Soon after receiving a stimulant prescription, about one in 660 teens and young adults developed psychotic symptoms, such as hallucinations and hearing voices, the researchers said.

But the risk was not equal among the different stimulants. Amphetamines, like Adderall and Vyvanse, seemed to carry a relatively greater risk than the methylphenidates Ritalin and Concerta.

"These events are rare," stressed lead researcher Dr. Lauren Moran, of McLean Hospital in Belmont, Mass., and Harvard Medical School in Boston.

But, she added, they raise concerns because amphetamine prescriptions to young people have more than tripled in recent years.

About 5 million Americans under age 25 receive prescriptions for the drugs. Symptoms of ADHD include inattention, hyperactivity and impulsivity, which can affect social relationships, academics and job performance.

It's long been known that some young people taking stimulants for ADHD develop psychotic symptoms. In 2007, the U.S. Food and Drug Administration mandated a warning be placed on the drugs.

According to Moran, the findings suggest that when prescribing stimulants -- particularly amphetamines -- doctors should screen young people for their risk of psychosis. That means asking about factors such as drug abuse or a family history of psychosis.

There are alternative treatments, such as non-stimulant medications and behavioral therapy, Moran pointed out.

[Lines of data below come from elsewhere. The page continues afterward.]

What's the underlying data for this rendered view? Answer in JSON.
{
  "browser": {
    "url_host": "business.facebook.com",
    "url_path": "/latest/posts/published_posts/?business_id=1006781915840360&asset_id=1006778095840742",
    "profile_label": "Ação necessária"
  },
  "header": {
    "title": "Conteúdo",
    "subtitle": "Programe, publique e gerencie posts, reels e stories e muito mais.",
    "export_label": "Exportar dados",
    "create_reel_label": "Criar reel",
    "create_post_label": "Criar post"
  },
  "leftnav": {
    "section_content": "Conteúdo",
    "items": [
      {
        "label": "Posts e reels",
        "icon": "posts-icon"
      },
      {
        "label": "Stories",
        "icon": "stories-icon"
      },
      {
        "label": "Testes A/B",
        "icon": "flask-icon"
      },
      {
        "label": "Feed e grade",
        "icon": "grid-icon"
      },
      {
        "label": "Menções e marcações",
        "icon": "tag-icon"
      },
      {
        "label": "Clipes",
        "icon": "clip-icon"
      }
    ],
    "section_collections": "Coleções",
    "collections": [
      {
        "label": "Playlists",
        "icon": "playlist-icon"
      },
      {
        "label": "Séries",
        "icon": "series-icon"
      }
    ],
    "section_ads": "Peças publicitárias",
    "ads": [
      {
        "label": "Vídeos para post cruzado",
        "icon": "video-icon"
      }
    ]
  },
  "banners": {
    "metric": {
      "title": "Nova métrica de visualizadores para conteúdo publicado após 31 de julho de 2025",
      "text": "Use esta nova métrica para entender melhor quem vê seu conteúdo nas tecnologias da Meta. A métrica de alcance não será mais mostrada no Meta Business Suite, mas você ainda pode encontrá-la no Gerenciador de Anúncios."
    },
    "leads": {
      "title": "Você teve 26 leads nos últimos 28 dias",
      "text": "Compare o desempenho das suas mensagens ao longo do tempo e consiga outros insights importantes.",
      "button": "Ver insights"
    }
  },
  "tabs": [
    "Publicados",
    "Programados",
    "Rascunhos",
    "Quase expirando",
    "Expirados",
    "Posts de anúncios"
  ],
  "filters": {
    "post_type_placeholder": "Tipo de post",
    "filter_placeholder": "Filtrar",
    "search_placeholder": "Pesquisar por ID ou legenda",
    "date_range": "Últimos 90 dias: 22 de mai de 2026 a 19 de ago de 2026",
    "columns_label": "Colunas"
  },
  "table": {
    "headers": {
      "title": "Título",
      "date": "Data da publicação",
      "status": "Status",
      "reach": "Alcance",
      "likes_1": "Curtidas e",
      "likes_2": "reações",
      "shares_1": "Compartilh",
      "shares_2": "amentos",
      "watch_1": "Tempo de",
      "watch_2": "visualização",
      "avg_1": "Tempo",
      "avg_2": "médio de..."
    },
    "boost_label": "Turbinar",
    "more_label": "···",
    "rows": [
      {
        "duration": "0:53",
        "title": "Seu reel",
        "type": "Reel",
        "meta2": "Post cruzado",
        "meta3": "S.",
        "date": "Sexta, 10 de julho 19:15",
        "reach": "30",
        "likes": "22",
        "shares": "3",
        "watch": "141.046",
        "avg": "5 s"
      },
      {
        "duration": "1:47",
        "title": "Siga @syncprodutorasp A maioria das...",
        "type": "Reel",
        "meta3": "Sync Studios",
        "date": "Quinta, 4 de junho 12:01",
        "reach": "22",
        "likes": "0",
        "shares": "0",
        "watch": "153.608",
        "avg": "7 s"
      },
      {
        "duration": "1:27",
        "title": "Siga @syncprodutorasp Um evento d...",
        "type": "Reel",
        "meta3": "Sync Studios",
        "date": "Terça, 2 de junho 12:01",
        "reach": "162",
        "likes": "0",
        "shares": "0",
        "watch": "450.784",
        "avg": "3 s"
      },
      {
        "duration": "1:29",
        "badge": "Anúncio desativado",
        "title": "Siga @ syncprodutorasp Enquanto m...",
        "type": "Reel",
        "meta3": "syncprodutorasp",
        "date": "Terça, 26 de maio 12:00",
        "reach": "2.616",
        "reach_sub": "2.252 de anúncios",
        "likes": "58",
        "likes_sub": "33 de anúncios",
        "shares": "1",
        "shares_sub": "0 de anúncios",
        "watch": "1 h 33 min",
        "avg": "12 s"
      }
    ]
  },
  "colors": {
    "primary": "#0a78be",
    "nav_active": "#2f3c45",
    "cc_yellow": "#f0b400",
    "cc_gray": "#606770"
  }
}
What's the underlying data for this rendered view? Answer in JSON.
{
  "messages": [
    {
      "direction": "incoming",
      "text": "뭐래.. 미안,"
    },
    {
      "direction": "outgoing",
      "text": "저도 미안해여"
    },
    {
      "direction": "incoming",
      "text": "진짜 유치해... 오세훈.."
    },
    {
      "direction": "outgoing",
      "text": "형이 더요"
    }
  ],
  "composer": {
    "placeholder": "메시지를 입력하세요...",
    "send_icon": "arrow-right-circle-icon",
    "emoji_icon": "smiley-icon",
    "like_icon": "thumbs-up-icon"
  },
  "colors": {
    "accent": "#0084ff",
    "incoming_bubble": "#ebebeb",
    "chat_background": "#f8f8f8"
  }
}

The findings are based on insurance records for nearly 222,000 teenagers and young adults, aged 13 to 25, who received a new prescription for a stimulant to treat ADHD. Overall, one out of every 486 amphetamine patients developed a psychotic episode that required an antipsychotic medication. That compared with one in 1,046 patients on Ritalin-like stimulants.

The results do not actually prove that amphetamines, per se, caused the higher risk of psychosis, Moran said. But, she added, other factors were weighed -- including the patients' age and sex, the severity of their ADHD, and any diagnoses of other mental health conditions or substance abuse.

And young people on amphetamines were still at higher risk of psychosis than those on methylphenidates.

Moran said the two groups of stimulants work by different mechanisms -- with amphetamines triggering a more potent release of the brain chemical dopamine. That might help explain the higher psychosis risk.

Dr. Rahil Jummani is a child and adolescent psychiatrist at NYU Langone, in New York City. He stressed the rarity of psychosis with ADHD medications, and said that risk needs to be weighed against the benefits of treatment.

"The baseline risk of psychosis is very low," Jummani said, adding that, in some cases, psychotic episodes may not be related to the medication at all.

Jummani said that in his experience, parents are usually more concerned about issues like the impact of ADHD medication on kids' growth. (The evidence is mixed on that, he noted.)

"Once we start talking about medication options, we discuss all the risks and benefits," Jummani said. "That conversation has to happen."

The patients in this study were all newly diagnosed with ADHD. As for young people who've been on stimulants for a long time, Jummani said it's "very unlikely" the medications will feed any new psychotic symptoms.

Moran agreed. "I don't think parents should be taking their kids off of [amphetamines] because of this," she said. "Not if they've been using them for a long time and are doing well."

The U.S. National Institutes of Health funded the study. The report was published in the March 21 issue of the New England Journal of Medicine.

More information

The U.S. National Institute of Mental Health has more on treating ADHD.